Thatch wiped a tear from his eye and attempted to compose himself. “Oh, nothing. I just remembered a joke one of my bar buddies told me a while back.  A huge guy walks into a bar, approaches a little guy and karate chops him in the back. When the little guy gets up, the huge guy says, ‘That was a karate chop from Korea.’ A little later, the huge guy walks back over to the little guy and karate chops him in the back. The huge guy says, ‘That was a karate chop from China.’ The little guy leaves the bar, comes back and hits the huge guy on the back. The huge guy lies unconscious on the floor. The little guy tells the bartender, ‘Tell him that was a crowbar from Sears.'”

The two men were even more confused. The joke wasn’t all that funny. What they had failed to realize was while Thatch was telling the joke, he had been inching closer and closer to them. Once he finished telling the joke, he took another step, jumped into the air, and landed a roundhouse kick to the side of the first man’s head. The man slumped to the ground, out cold. With one opponent left, Thatch dropped to his knees and broke the last man’s left knee, snapping it backwards with a swift palm strike.

The man fell, and Thatch swatted the gun out of his opponent’s hand. He kicked the man in the chest lightly, putting him on his back, and he stepped over him. Thatcher grabbed the man by the lapels and pulled him close.

“Now, I told you not to fight me. I happen to be rather skilled in the martial arts. Toot-toot!”

“What?” the man asked.

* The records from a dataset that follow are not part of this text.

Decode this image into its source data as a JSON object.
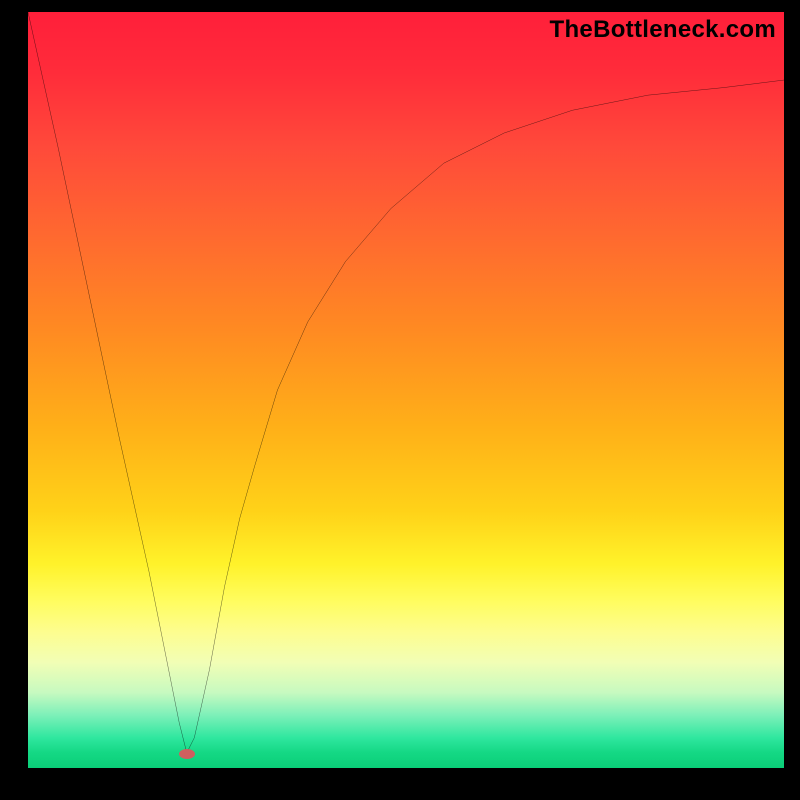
{
  "watermark": "TheBottleneck.com",
  "marker": {
    "x_pct": 21.0,
    "y_pct": 98.2
  },
  "chart_data": {
    "type": "line",
    "title": "",
    "xlabel": "",
    "ylabel": "",
    "xlim": [
      0,
      100
    ],
    "ylim": [
      0,
      100
    ],
    "series": [
      {
        "name": "curve",
        "x": [
          0,
          4,
          8,
          12,
          16,
          18,
          20,
          21,
          22,
          24,
          26,
          28,
          30,
          33,
          37,
          42,
          48,
          55,
          63,
          72,
          82,
          92,
          100
        ],
        "y": [
          100,
          82,
          63,
          44,
          26,
          16,
          6,
          2,
          4,
          13,
          24,
          33,
          40,
          50,
          59,
          67,
          74,
          80,
          84,
          87,
          89,
          90,
          91
        ]
      }
    ],
    "annotations": [
      {
        "type": "marker",
        "x": 21,
        "y": 2,
        "label": ""
      }
    ],
    "background_gradient": {
      "top_color": "#ff1f3a",
      "bottom_color": "#0ace78",
      "description": "vertical red-to-green heat gradient"
    }
  }
}
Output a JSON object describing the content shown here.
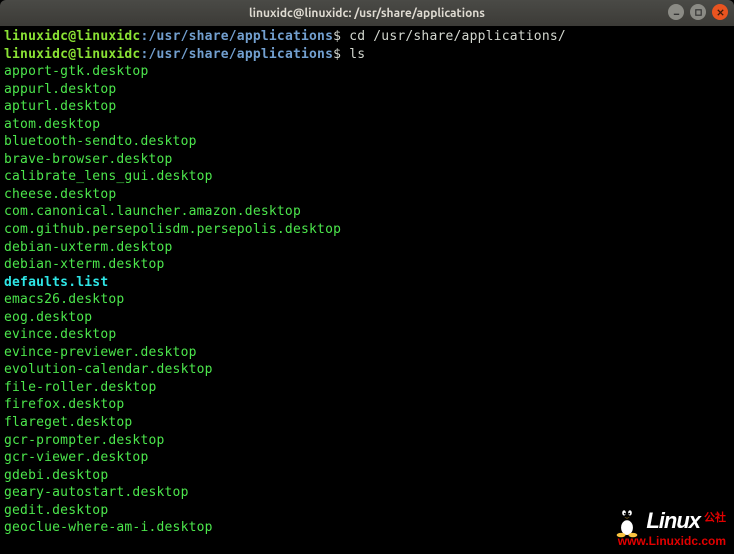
{
  "window": {
    "title": "linuxidc@linuxidc: /usr/share/applications"
  },
  "prompt1": {
    "user": "linuxidc@linuxidc",
    "colon": ":",
    "path": "/usr/share/applications",
    "dollar": "$",
    "command": "cd /usr/share/applications/"
  },
  "prompt2": {
    "user": "linuxidc@linuxidc",
    "colon": ":",
    "path": "/usr/share/applications",
    "dollar": "$",
    "command": "ls"
  },
  "files": [
    "apport-gtk.desktop",
    "appurl.desktop",
    "apturl.desktop",
    "atom.desktop",
    "bluetooth-sendto.desktop",
    "brave-browser.desktop",
    "calibrate_lens_gui.desktop",
    "cheese.desktop",
    "com.canonical.launcher.amazon.desktop",
    "com.github.persepolisdm.persepolis.desktop",
    "debian-uxterm.desktop",
    "debian-xterm.desktop",
    "defaults.list",
    "emacs26.desktop",
    "eog.desktop",
    "evince.desktop",
    "evince-previewer.desktop",
    "evolution-calendar.desktop",
    "file-roller.desktop",
    "firefox.desktop",
    "flareget.desktop",
    "gcr-prompter.desktop",
    "gcr-viewer.desktop",
    "gdebi.desktop",
    "geary-autostart.desktop",
    "gedit.desktop",
    "geoclue-where-am-i.desktop"
  ],
  "link_index": 12,
  "watermark": {
    "brand": "Linux",
    "suffix": "公社",
    "url": "www.Linuxidc.com"
  }
}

“That was me tooting my own horn. I used to actually carry a bike horn around with me wherever I went, but it was a little cumbersome. I sat on it one day, and the guy whose house I was robbing woke up and chased me out with a baseball bat. It makes me a little sad that I can’t actually toot my own horn anymore, but saying ‘toot-toot’ gives me a chance to tell that story to people, so I guess it all works out…”

The man coughed nervously. “So…are you gonna kill us now?”

Thatch laughed whimsically. “Hell no. Murder is icky; it’s always so messy and inconvenient. I prefer to beat the tar out of people until the GIVE me what I want. No, what I’m gonna do now is find that little briefcase of yours, take my money, and leave. You can tell your boss that he can keep the shipment, I just wanted my money. If you try coming after me, I will be angry; perhaps angry enough to break the ‘murder is icky’ rule. Are we clear?”

The man shook his head vigorously, and Thatch smiled real wide.

“Good. I’m just gonna grab my stuff, and then you can call your doctor. You’re probably gonna want to get that knee reset today. I would hate to hear people started calling you ‘The Gimp’ all because of our little misunderstanding here today. Tootles!”

Thatcher skipped over to where a briefcase sat on the ground. He popped it open, counted the money inside, and took out a few bundles. He closed the briefcase and walked back over to the only other conscious person in the room. Dropping the cash in his hand on the man’s chest, he said, “You guys overpaid me. I don’t want to get a reputation as a thief among thieves.”

With that, he began to whistle and walked out of the warehouse.